Bevan Brittan has overhauled its management structure as chief executive Stuart Whitfield (pictured) takes on the newly-created role of senior partner with Andrew Manning stepping up to become CEO.
The changes, which were announced last week (20 August) will see Manning, Bevan Brittan's former chief operating officer, become responsible for both the strategic direction and day-to-day management of the firm in his new role as CEO.
He will split his time between the firms' three offices in Bristol, London and Birmingham.
Manning said: "We must deliver services to a high standard and in a profitable way that meets our clients' needs.
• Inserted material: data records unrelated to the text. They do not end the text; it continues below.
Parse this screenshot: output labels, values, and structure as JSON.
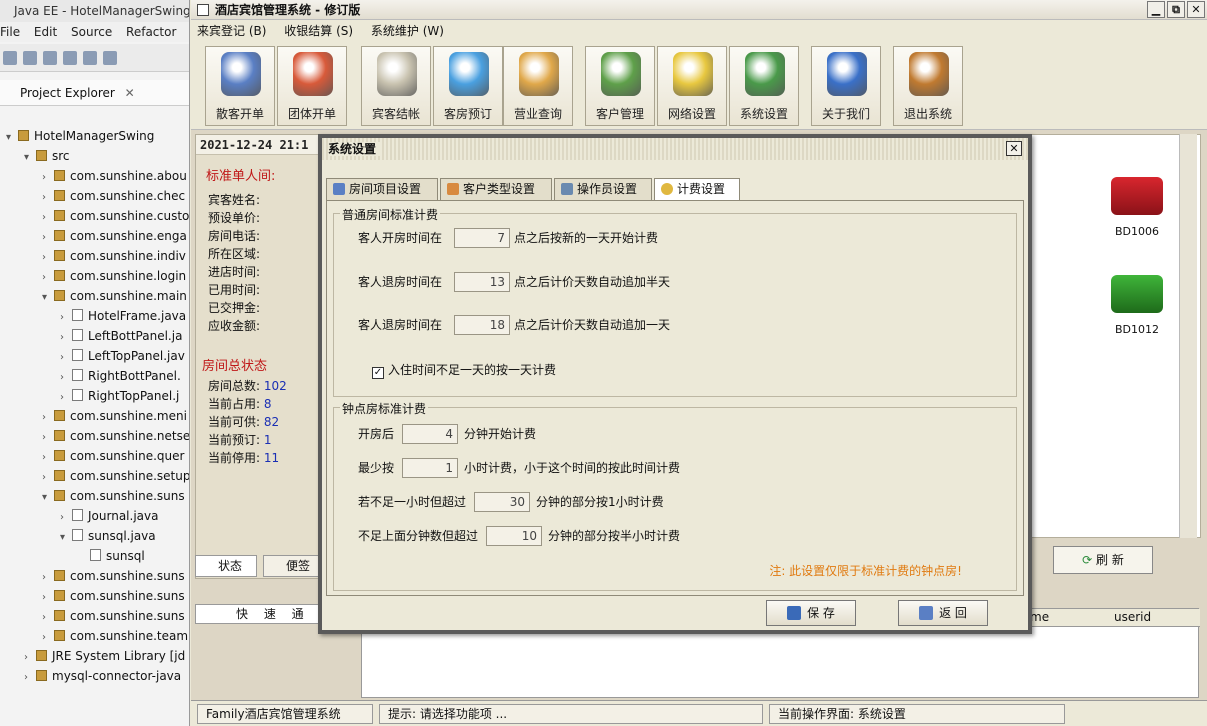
{
  "eclipse": {
    "title": "Java EE - HotelManagerSwing",
    "menu": [
      "File",
      "Edit",
      "Source",
      "Refactor"
    ],
    "project_explorer_label": "Project Explorer",
    "tree": [
      {
        "label": "HotelManagerSwing",
        "kind": "project",
        "indent": 0,
        "arrow": "▾"
      },
      {
        "label": "src",
        "kind": "folder",
        "indent": 1,
        "arrow": "▾"
      },
      {
        "label": "com.sunshine.abou",
        "kind": "package",
        "indent": 2,
        "arrow": "›"
      },
      {
        "label": "com.sunshine.chec",
        "kind": "package",
        "indent": 2,
        "arrow": "›"
      },
      {
        "label": "com.sunshine.custo",
        "kind": "package",
        "indent": 2,
        "arrow": "›"
      },
      {
        "label": "com.sunshine.enga",
        "kind": "package",
        "indent": 2,
        "arrow": "›"
      },
      {
        "label": "com.sunshine.indiv",
        "kind": "package",
        "indent": 2,
        "arrow": "›"
      },
      {
        "label": "com.sunshine.login",
        "kind": "package",
        "indent": 2,
        "arrow": "›"
      },
      {
        "label": "com.sunshine.main",
        "kind": "package",
        "indent": 2,
        "arrow": "▾"
      },
      {
        "label": "HotelFrame.java",
        "kind": "file",
        "indent": 3,
        "arrow": "›"
      },
      {
        "label": "LeftBottPanel.ja",
        "kind": "file",
        "indent": 3,
        "arrow": "›"
      },
      {
        "label": "LeftTopPanel.jav",
        "kind": "file",
        "indent": 3,
        "arrow": "›"
      },
      {
        "label": "RightBottPanel.",
        "kind": "file",
        "indent": 3,
        "arrow": "›"
      },
      {
        "label": "RightTopPanel.j",
        "kind": "file",
        "indent": 3,
        "arrow": "›"
      },
      {
        "label": "com.sunshine.meni",
        "kind": "package",
        "indent": 2,
        "arrow": "›"
      },
      {
        "label": "com.sunshine.netse",
        "kind": "package",
        "indent": 2,
        "arrow": "›"
      },
      {
        "label": "com.sunshine.quer",
        "kind": "package",
        "indent": 2,
        "arrow": "›"
      },
      {
        "label": "com.sunshine.setup",
        "kind": "package",
        "indent": 2,
        "arrow": "›"
      },
      {
        "label": "com.sunshine.suns",
        "kind": "package",
        "indent": 2,
        "arrow": "▾"
      },
      {
        "label": "Journal.java",
        "kind": "file",
        "indent": 3,
        "arrow": "›"
      },
      {
        "label": "sunsql.java",
        "kind": "file",
        "indent": 3,
        "arrow": "▾"
      },
      {
        "label": "sunsql",
        "kind": "class",
        "indent": 4,
        "arrow": ""
      },
      {
        "label": "com.sunshine.suns",
        "kind": "package",
        "indent": 2,
        "arrow": "›"
      },
      {
        "label": "com.sunshine.suns",
        "kind": "package",
        "indent": 2,
        "arrow": "›"
      },
      {
        "label": "com.sunshine.suns",
        "kind": "package",
        "indent": 2,
        "arrow": "›"
      },
      {
        "label": "com.sunshine.team",
        "kind": "package",
        "indent": 2,
        "arrow": "›"
      },
      {
        "label": "JRE System Library [jd",
        "kind": "library",
        "indent": 1,
        "arrow": "›"
      },
      {
        "label": "mysql-connector-java",
        "kind": "library",
        "indent": 1,
        "arrow": "›"
      }
    ]
  },
  "app": {
    "title": "酒店宾馆管理系统 - 修订版",
    "menu": [
      "来宾登记 (B)",
      "收银结算 (S)",
      "系统维护 (W)"
    ],
    "toolbar": [
      {
        "label": "散客开单",
        "icon": "person-icon",
        "color": "#5a7fc4"
      },
      {
        "label": "团体开单",
        "icon": "group-icon",
        "color": "#d85a3a"
      },
      {
        "label": "宾客结帐",
        "icon": "checkout-icon",
        "color": "#c9c3b0"
      },
      {
        "label": "客房预订",
        "icon": "compass-icon",
        "color": "#4aa0e0"
      },
      {
        "label": "营业查询",
        "icon": "search-icon",
        "color": "#e0a84a"
      },
      {
        "label": "客户管理",
        "icon": "customer-icon",
        "color": "#5fa04a"
      },
      {
        "label": "网络设置",
        "icon": "network-icon",
        "color": "#e8c840"
      },
      {
        "label": "系统设置",
        "icon": "settings-icon",
        "color": "#4a9a4a"
      },
      {
        "label": "关于我们",
        "icon": "about-icon",
        "color": "#3a70c8"
      },
      {
        "label": "退出系统",
        "icon": "exit-icon",
        "color": "#c07a30"
      }
    ],
    "datetime": "2021-12-24  21:1",
    "room_info": {
      "heading": "标准单人间:",
      "fields": [
        "宾客姓名:",
        "预设单价:",
        "房间电话:",
        "所在区域:",
        "进店时间:",
        "已用时间:",
        "已交押金:",
        "应收金额:"
      ]
    },
    "room_status": {
      "heading": "房间总状态",
      "items": [
        {
          "label": "房间总数:",
          "value": "102"
        },
        {
          "label": "当前占用:",
          "value": "8"
        },
        {
          "label": "当前可供:",
          "value": "82"
        },
        {
          "label": "当前预订:",
          "value": "1"
        },
        {
          "label": "当前停用:",
          "value": "11"
        }
      ]
    },
    "left_tabs": [
      "状态",
      "便签"
    ],
    "rooms": [
      {
        "id": "BD1006",
        "color": "#d8262e"
      },
      {
        "id": "BD1012",
        "color": "#3fb53a"
      }
    ],
    "refresh_label": "刷 新",
    "quick_label": "快 速 通 道",
    "grid_headers": [
      "me",
      "userid"
    ],
    "statusbar": [
      "Family酒店宾馆管理系统",
      "提示: 请选择功能项 ...",
      "当前操作界面: 系统设置"
    ]
  },
  "dialog": {
    "title": "系统设置",
    "tabs": [
      "房间项目设置",
      "客户类型设置",
      "操作员设置",
      "计费设置"
    ],
    "active_tab": "计费设置",
    "standard": {
      "group_title": "普通房间标准计费",
      "row1": {
        "prefix": "客人开房时间在",
        "value": "7",
        "suffix": "点之后按新的一天开始计费"
      },
      "row2": {
        "prefix": "客人退房时间在",
        "value": "13",
        "suffix": "点之后计价天数自动追加半天"
      },
      "row3": {
        "prefix": "客人退房时间在",
        "value": "18",
        "suffix": "点之后计价天数自动追加一天"
      },
      "checkbox": {
        "label": "入住时间不足一天的按一天计费",
        "checked": true
      }
    },
    "hourly": {
      "group_title": "钟点房标准计费",
      "row1": {
        "prefix": "开房后",
        "value": "4",
        "suffix": "分钟开始计费"
      },
      "row2": {
        "prefix": "最少按",
        "value": "1",
        "suffix": "小时计费，小于这个时间的按此时间计费"
      },
      "row3": {
        "prefix": "若不足一小时但超过",
        "value": "30",
        "suffix": "分钟的部分按1小时计费"
      },
      "row4": {
        "prefix": "不足上面分钟数但超过",
        "value": "10",
        "suffix": "分钟的部分按半小时计费"
      }
    },
    "note": "注: 此设置仅限于标准计费的钟点房!",
    "save_label": "保 存",
    "back_label": "返 回"
  }
}
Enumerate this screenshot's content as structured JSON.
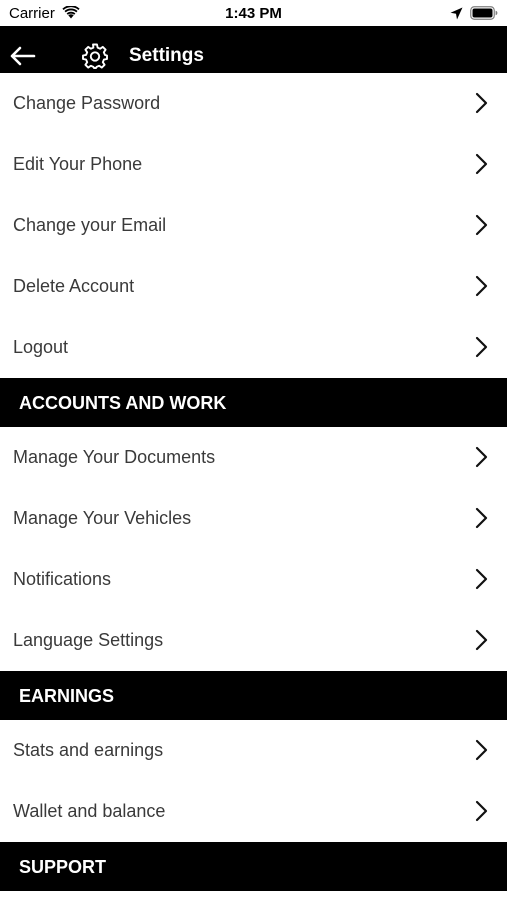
{
  "status_bar": {
    "carrier": "Carrier",
    "time": "1:43 PM"
  },
  "nav": {
    "title": "Settings"
  },
  "groups": [
    {
      "header": "",
      "items": [
        {
          "label": "Change Password"
        },
        {
          "label": "Edit Your Phone"
        },
        {
          "label": "Change your Email"
        },
        {
          "label": "Delete Account"
        },
        {
          "label": "Logout"
        }
      ]
    },
    {
      "header": "ACCOUNTS AND WORK",
      "items": [
        {
          "label": "Manage Your Documents"
        },
        {
          "label": "Manage Your Vehicles"
        },
        {
          "label": "Notifications"
        },
        {
          "label": "Language Settings"
        }
      ]
    },
    {
      "header": "EARNINGS",
      "items": [
        {
          "label": "Stats and earnings"
        },
        {
          "label": "Wallet and balance"
        }
      ]
    },
    {
      "header": "SUPPORT",
      "items": []
    }
  ],
  "colors": {
    "nav_background": "#000000",
    "section_header_background": "#000000",
    "row_text": "#3a3a3a"
  }
}
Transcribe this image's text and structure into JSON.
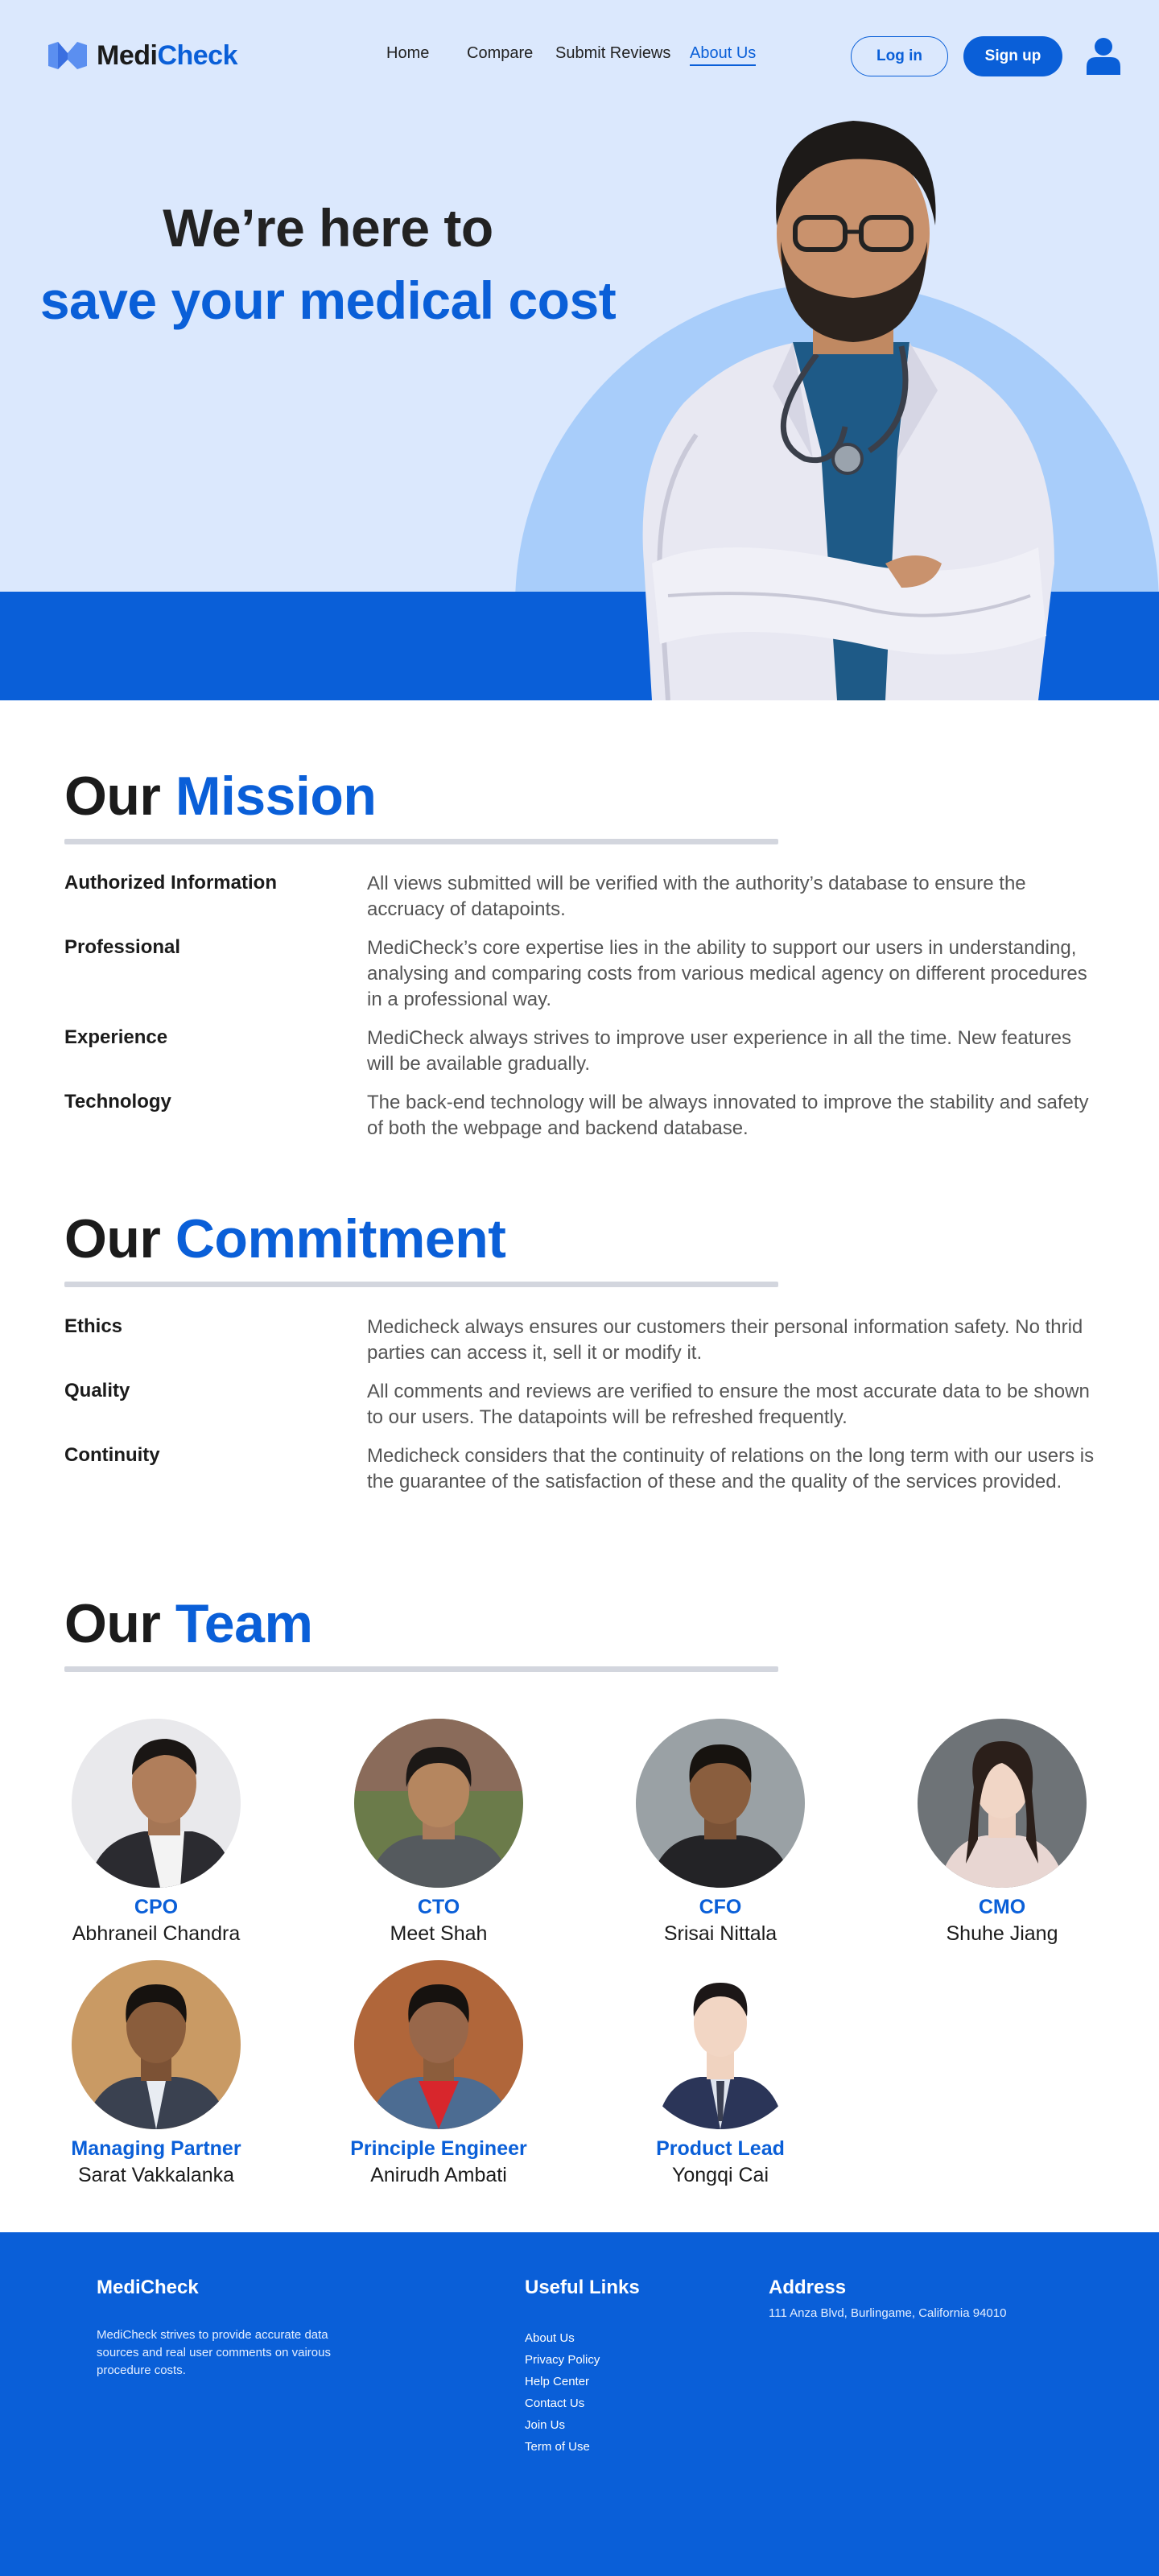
{
  "brand": {
    "name_part1": "Medi",
    "name_part2": "Check",
    "accent": "#0a5fd8",
    "hero_bg": "#dbe8fd",
    "circle": "#a8cdfa"
  },
  "nav": {
    "links": [
      "Home",
      "Compare",
      "Submit Reviews",
      "About Us"
    ],
    "active": "About Us",
    "login_label": "Log in",
    "signup_label": "Sign up",
    "user_icon": "user-icon"
  },
  "hero": {
    "line1": "We’re here to",
    "line2": "save your medical cost"
  },
  "mission": {
    "title_part1": "Our",
    "title_part2": "Mission",
    "rows": [
      {
        "label": "Authorized Information",
        "text": "All views submitted will be verified with the authority’s database to ensure the accruacy of datapoints."
      },
      {
        "label": "Professional",
        "text": "MediCheck’s core expertise lies in the ability to support our users in understanding, analysing and comparing costs from various medical agency on different procedures in a professional way."
      },
      {
        "label": "Experience",
        "text": "MediCheck always strives to improve user experience in all the time. New features will be available gradually."
      },
      {
        "label": "Technology",
        "text": "The back-end technology will be always innovated to improve the stability and safety of both the webpage and backend database."
      }
    ]
  },
  "commitment": {
    "title_part1": "Our",
    "title_part2": "Commitment",
    "rows": [
      {
        "label": "Ethics",
        "text": "Medicheck always ensures our customers their personal information safety. No thrid parties can access it, sell it or modify it."
      },
      {
        "label": "Quality",
        "text": "All comments and reviews are verified to ensure the most accurate data to be shown to our users. The datapoints will be refreshed frequently."
      },
      {
        "label": "Continuity",
        "text": "Medicheck considers that the continuity of relations on the long term with our users is the guarantee of the satisfaction of these and the quality of the services provided."
      }
    ]
  },
  "team": {
    "title_part1": "Our",
    "title_part2": "Team",
    "members": [
      {
        "role": "CPO",
        "name": "Abhraneil Chandra"
      },
      {
        "role": "CTO",
        "name": "Meet Shah"
      },
      {
        "role": "CFO",
        "name": "Srisai Nittala"
      },
      {
        "role": "CMO",
        "name": "Shuhe Jiang"
      },
      {
        "role": "Managing Partner",
        "name": "Sarat Vakkalanka"
      },
      {
        "role": "Principle Engineer",
        "name": "Anirudh Ambati"
      },
      {
        "role": "Product Lead",
        "name": "Yongqi Cai"
      }
    ]
  },
  "footer": {
    "brand": "MediCheck",
    "description": "MediCheck strives to provide accurate data sources and real user comments on vairous procedure costs.",
    "links_title": "Useful Links",
    "links": [
      "About Us",
      "Privacy Policy",
      "Help Center",
      "Contact Us",
      "Join Us",
      "Term of Use"
    ],
    "address_title": "Address",
    "address": "111 Anza Blvd, Burlingame, California 94010"
  }
}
My job is to ensure we support and encourage each member of the Bevan Brittan team to achieve this and to achieve their individual and combined objectives."
The post of chief operating officer has now been scrapped.
Meanwhile, Whitfield has taken on the newly-created post of senior partner in a move that will see him take on an outward-facing, ambassadorial role for the firm. He has also taken on fee earning responsibilities in the commercial team.
The changes, which were reported in Legal Week last month, have also seen a change in the firm's corporate governance structure after reducing the firm's two management boards to one.
The 11-member board includes Manning, the finance, HR and commercial development directors, a non-executive director and three partners appointed by Manning - Julian Hoskins, David Widdowson and Adam Kendall, from the Bristol, London and Birmingham offices respectively.
In addition, a partner from each office will join the board following a partnership vote in September.
The changes, which follow a strategic review undertaken by Manning and commercial development director Sally Calverley last year, come as the firm aims to bolster profits.
Net profits at the firm dropped by 36.5% from £9.6m to £6.1m in 2007-08. The firm aims to increase profit next year to £8.5m. Profits per equity partner dropped to £184,000 from last year's figure of £234,000, even though the number of equity partners dropped from 41 to 33.
In May the firm announced a redundancy consultation which affected six fee earners and 24 support staff. The number was less than the original 40 that were expected to be cut.